The historic site of the necropolis with stećak tombstones of Rajkov Kamen in Mijatovci, Krekovi village, Nevesinje Municipality, is on the Provisional List of National Monuments under serial no. 448 by the name of Necropolis of stećak tombstones Krekovi-Mijatovci.
The Regional Plan of the Republic of Bosnia and Herzegovina to 2002 listed it as Category III.
4. Research and conservation and restoration works
In 1957 Š. Bešlagić visited Nevesinje Municipality and began studying the necropolises of the area. The work was completed between 1964 and 1966 and the results were published in Naše starine XIII in 1972.
No conservation or restoration works have been carried out.
5. Current condition of the property
An on site inspection in February 2004 ascertained the following:
The decorations on the stećak and cruciform tombstones are barely discernible. The corner of the grave beneath the cruciform tombstone has been dug out. Chest 2 is overturned. The decorations are hard to see as a result of weathering. The tall chests and ridge shaped tombstones are overturned.
III – CONCLUSION
Applying the Criteria for the adoption of a decision on proclaiming an item of property a national monument (Official Gazette of BiH nos. 33/02 and 15/03), the Commission has enacted the Decision cited above.
The Decision was based on the following criteria:
A. Time frame
C. Artistic and aesthetic value
C. i. quality of workmanship
C.ii. quality of materials
C. v. value of details
D. iv. evidence of a particular type, style or regional manner
E. Symbolic value
E.ii. religious value
E.iii. traditional value
F. Townscape/ Landscape value
F.ii. meaning in the townscape
G.i. form and design
G.ii. material and content
G.v. location and setting
The following documents form an integral part of this Decision:
During the procedure to designate the monument as a national monument of Bosnia and Herzegovina the following works were consulted:
1948 Sergejevski, Dimitrije, Rimska cesta na Nevesinjskom polju.(Roman road in Nevesinje plain) Journal of the National Museum in Sarajevo, new series, Vol. III, Sarajevo, 1948, 43-61 (Cyrillic)
1948a Sergejevski, Dimitrije, Putne bilješke sa Nevesinjskog polja (Road signs from Nevesinje plain), Journal of the National Museum in Sarajevo, new series, Vol. III, Sarajevo, 1948, 167-187 (Cyrillic)
1957 Vego, Marko, Naselja bosanske srednjevjekovne države. (Settlements of the mediaeval Bosnian state), Sarajevo, 1957

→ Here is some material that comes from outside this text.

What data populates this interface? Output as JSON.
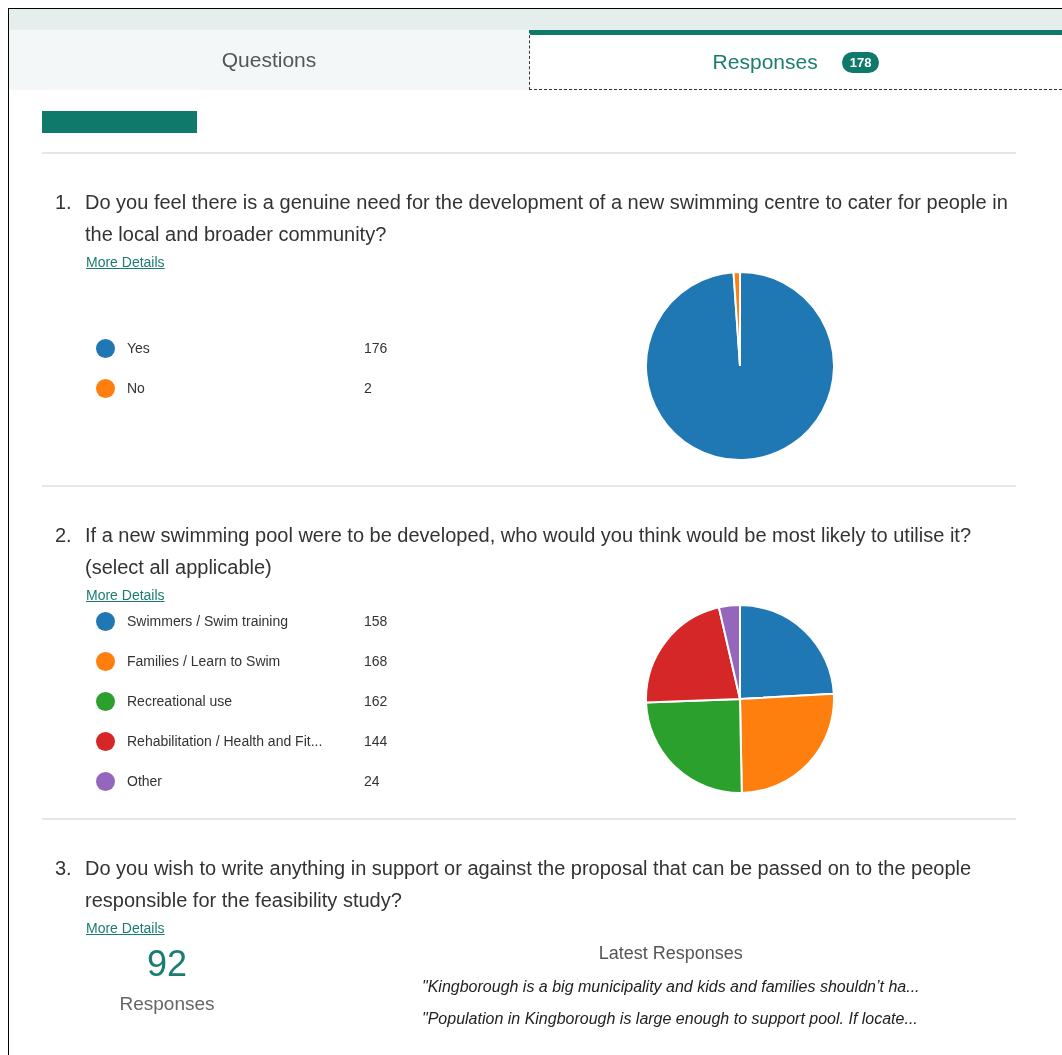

1962 Bešlagić, Šefik, Stećci i nišani u Vojnom muzeju u Beogradu (Stećak and nišan tombstones in the Military Museum in Belgrade) Newsletter of the JNA Military Museum, Belgrade, 1962, 37-54

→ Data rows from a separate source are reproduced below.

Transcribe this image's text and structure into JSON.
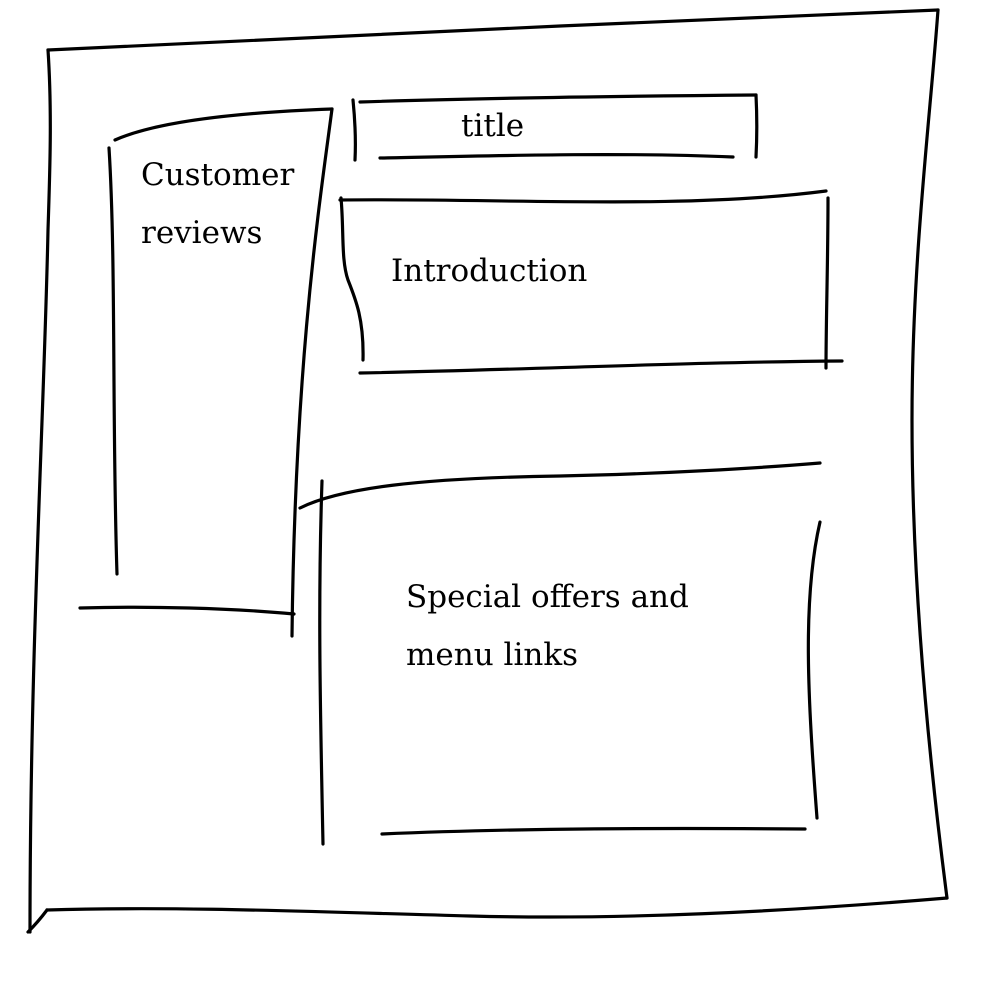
{
  "sketch": {
    "ink_color": "#000000",
    "paper_color": "#ffffff",
    "title_box": {
      "label": "title"
    },
    "reviews_panel": {
      "line1": "Customer",
      "line2": "reviews"
    },
    "intro_box": {
      "label": "Introduction"
    },
    "offers_panel": {
      "line1": "Special offers and",
      "line2": "menu links"
    }
  }
}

1964 Ćirković, Sima, Istorija srednjovjekovne bosanske države (History of the mediaeval Bosnian state), Belgrade, 1964
1967 Dinić, Mihailo, Humsko-trebinjska vlastela (Hum-Trebinje feudal lords), Serbian Academy of Science and the Arts, special ed. Vol. CCCXCVII, Belgrade, 1967, (Cyrillic)
1972 Bešlagić, Šefik, Nevesinjski stećci. (The Nevesinje stećak tombstones), Naše starine XIII, Institute for the Protection of Cultural Monuments of SR Bosnia and Herzegovina, Sarajevo, 1972, 97-122
1978 Dinić, Mihajlo, Zemlje hercega sv. Save (Lands of Herceg St Sava), in: Srpske zemlje u srednjem vijeku (Serbian lands in mediaeval times), Belgrade, 1978, (Cyrillic)
1978 Kovačević-Kojić, Desanka, Gradska naselja srednjovjekovne bosanske države (Urban settlements of the mediaeval Bosnian state), Sarajevo, 1978 (Cyrillic)
1985 Aličić, Ahmed, Poimenični popis sandžaka vilajeta Hercegovina (Name list of the sandžaks of the Herzegovina vilayet), Oriental Institute in Sarajevo, Sarajevo, 1985
1988 Bojanovski, Ivo, Bosna i Hercegovina u antičko doba. (BiH in ancient times), Academy of Science and the Arts of BiH, Works, Vol. LXVI, Sarajevo, 1988